U.S. consumer sentiment slumped in July, missing all forecasts, after the resurgent coronavirus nearly wiped out any emerging optimism around reopenings.

The University of Michigan’s preliminary sentiment index decreased 4.9 points to 73.2, according to data Friday, reversing most of the prior month’s 5.8-point gain. The median projection in a Bloomberg survey of economists called for a slight increase to 79, with estimates ranging from 75 to 85.

The gauge of current conditions dropped 3.9 points to 84.2, while a measure of expectations declined 6.1 points to 66.2.

The decline is a potentially troubling sign for the economy and underlines that confidence and consumer spending will be closely tied to whether the rapidly spreading coronavirus is brought under control. Americans’ economic health also depends on whether lawmakers extend benefits such as the extra $600 in weekly unemployment payments that are set to lapse this month.

“Unfortunately, declines are more likely in the months ahead as the coronavirus spreads and causes continued economic harm, social disruptions, and permanent scarring,” Richard Curtin, director of the survey, said in a statement. Without further action by Congress, “another plunge in confidence and a longer recession is likely.”

Stocks surrendered early gains and Treasury yields were little changed after the figures.

Americans’ view of the five-year economic outlook declined to the lowest level since 2014, while expectations for personal finances as well as current buying conditions for durable goods also declined.

One bright spot in the report was a greater share of consumers reporting an improvement in their personal financial situation, though the gains were concentrated among younger and upper-income households.

The decline in sentiment spanned partisan lines, with Democrats, independents and Republicans all seeing drops, though Democrats remained far more pessimistic than Republicans.

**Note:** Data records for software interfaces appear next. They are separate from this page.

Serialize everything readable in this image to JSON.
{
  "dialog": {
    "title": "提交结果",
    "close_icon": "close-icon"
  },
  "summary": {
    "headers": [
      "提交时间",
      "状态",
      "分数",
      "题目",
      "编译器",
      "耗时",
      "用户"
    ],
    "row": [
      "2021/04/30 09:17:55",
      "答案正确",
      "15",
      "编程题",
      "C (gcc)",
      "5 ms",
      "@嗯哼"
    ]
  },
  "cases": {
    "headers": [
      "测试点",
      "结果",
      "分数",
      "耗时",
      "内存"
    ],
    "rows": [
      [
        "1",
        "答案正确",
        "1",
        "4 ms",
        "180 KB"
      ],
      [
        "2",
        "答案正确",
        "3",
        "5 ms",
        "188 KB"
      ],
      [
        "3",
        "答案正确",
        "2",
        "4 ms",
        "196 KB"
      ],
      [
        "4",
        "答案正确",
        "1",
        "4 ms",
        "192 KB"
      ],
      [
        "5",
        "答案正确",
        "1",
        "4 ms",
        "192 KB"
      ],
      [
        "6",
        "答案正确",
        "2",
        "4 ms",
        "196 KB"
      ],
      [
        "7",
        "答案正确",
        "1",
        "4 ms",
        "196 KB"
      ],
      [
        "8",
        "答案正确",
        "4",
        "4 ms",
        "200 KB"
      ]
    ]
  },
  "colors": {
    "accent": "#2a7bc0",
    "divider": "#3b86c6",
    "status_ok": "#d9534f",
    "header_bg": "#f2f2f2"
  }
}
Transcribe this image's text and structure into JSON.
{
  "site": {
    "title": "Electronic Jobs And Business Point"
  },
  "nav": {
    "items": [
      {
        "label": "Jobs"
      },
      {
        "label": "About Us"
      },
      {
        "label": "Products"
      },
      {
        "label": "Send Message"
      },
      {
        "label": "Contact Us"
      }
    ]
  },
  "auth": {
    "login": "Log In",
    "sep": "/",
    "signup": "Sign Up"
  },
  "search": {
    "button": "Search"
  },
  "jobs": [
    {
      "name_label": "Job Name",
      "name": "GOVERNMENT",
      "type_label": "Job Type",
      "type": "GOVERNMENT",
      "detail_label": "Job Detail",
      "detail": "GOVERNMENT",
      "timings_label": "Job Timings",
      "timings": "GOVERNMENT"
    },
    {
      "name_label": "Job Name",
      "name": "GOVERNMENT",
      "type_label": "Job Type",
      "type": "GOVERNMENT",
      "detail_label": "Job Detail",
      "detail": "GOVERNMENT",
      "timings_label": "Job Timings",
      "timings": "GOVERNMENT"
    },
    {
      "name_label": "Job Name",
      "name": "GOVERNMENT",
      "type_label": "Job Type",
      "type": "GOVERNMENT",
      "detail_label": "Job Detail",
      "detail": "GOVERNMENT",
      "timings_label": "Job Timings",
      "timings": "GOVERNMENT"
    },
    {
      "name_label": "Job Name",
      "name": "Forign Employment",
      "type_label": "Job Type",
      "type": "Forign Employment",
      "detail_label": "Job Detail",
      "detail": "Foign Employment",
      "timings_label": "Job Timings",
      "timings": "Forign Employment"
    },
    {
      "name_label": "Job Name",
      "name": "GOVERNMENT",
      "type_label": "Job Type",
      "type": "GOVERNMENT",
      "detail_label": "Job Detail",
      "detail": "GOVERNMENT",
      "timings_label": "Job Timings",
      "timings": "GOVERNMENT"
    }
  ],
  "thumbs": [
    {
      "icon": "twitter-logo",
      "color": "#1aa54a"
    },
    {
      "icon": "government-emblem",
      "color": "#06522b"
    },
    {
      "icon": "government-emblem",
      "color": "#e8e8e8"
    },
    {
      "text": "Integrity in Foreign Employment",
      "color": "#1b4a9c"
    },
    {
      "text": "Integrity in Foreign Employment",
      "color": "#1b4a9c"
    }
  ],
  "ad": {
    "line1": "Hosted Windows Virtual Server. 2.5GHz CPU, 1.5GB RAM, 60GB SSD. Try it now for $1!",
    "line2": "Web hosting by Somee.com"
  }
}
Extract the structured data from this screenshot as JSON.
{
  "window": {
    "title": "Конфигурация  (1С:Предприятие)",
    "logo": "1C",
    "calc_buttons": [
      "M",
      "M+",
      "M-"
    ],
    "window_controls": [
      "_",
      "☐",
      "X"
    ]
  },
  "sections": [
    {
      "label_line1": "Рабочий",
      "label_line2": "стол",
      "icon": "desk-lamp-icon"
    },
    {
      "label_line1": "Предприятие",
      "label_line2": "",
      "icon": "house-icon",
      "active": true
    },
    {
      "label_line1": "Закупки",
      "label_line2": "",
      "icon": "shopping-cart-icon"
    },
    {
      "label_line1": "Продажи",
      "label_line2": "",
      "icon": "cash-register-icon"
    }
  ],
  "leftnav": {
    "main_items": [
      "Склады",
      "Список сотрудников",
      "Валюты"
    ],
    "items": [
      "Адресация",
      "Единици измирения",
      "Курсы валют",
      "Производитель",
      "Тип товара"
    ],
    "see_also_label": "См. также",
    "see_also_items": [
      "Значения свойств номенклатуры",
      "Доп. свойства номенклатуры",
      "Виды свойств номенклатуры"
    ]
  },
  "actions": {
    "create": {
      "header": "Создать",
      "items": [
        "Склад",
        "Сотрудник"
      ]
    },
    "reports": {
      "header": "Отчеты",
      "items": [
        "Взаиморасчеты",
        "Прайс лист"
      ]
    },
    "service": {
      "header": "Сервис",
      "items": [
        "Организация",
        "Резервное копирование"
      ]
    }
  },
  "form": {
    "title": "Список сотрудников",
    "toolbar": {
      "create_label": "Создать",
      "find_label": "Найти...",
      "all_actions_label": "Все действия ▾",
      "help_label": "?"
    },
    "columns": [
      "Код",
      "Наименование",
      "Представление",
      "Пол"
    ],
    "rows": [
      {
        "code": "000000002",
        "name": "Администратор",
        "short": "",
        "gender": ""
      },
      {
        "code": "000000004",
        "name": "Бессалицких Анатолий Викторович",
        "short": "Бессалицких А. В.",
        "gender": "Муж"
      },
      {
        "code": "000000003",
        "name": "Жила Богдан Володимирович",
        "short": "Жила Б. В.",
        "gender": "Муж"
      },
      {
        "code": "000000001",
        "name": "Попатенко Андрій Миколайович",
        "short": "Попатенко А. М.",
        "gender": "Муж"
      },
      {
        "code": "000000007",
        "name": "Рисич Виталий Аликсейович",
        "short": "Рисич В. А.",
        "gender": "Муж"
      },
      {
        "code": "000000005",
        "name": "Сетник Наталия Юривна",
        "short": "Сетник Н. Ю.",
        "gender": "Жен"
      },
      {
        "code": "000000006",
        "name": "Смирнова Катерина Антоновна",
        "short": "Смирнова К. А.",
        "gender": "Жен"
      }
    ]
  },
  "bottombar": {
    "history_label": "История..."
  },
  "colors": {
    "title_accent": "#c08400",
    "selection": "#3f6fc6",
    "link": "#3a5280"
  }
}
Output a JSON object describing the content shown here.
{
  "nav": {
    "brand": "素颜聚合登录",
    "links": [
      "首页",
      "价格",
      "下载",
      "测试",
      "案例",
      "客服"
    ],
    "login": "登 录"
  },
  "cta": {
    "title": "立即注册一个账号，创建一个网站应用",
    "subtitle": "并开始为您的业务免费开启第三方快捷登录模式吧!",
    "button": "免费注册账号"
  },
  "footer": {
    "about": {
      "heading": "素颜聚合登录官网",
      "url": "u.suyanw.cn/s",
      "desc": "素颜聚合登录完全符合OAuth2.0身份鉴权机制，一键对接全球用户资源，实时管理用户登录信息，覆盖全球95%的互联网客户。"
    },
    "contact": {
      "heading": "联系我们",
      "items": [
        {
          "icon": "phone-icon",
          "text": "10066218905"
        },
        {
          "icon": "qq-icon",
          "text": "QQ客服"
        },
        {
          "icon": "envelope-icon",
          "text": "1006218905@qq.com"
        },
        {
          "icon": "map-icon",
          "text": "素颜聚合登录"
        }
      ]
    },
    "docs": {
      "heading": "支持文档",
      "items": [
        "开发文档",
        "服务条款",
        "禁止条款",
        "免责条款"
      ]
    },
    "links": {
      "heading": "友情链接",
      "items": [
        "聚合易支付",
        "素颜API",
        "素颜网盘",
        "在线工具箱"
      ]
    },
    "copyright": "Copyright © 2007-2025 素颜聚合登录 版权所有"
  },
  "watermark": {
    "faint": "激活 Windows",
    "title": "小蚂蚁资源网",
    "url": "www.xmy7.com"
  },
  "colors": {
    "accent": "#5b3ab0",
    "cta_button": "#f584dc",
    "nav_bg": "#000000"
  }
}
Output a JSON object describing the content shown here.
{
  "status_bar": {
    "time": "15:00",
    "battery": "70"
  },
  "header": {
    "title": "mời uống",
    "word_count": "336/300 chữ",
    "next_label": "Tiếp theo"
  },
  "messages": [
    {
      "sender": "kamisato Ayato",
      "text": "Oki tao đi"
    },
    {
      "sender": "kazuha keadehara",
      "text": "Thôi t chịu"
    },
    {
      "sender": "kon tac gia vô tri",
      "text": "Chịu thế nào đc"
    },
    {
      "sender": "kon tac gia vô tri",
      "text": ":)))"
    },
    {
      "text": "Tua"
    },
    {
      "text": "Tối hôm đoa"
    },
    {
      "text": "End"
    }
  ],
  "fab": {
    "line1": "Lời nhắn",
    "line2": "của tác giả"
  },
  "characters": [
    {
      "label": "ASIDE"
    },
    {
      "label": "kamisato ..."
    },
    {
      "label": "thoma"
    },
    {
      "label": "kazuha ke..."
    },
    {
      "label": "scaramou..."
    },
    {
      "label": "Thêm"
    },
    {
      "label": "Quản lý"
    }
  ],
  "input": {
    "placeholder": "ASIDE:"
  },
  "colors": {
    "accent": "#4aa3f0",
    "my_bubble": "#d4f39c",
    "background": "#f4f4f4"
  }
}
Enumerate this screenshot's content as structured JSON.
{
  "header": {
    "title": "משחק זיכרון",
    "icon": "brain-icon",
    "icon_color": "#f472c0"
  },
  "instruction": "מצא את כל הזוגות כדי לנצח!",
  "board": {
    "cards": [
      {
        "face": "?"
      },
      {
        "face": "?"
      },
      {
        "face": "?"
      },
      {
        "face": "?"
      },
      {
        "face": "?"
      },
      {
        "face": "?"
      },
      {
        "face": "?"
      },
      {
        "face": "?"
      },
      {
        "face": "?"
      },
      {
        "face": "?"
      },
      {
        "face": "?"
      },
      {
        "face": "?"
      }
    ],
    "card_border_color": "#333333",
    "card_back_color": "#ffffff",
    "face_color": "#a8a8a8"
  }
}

The Michigan survey was conducted June 24 through July 15. The final consumer sentiment report for July will be issued July 31.

--With assistance from Kristy Scheuble.

This article was provided by Bloomberg News.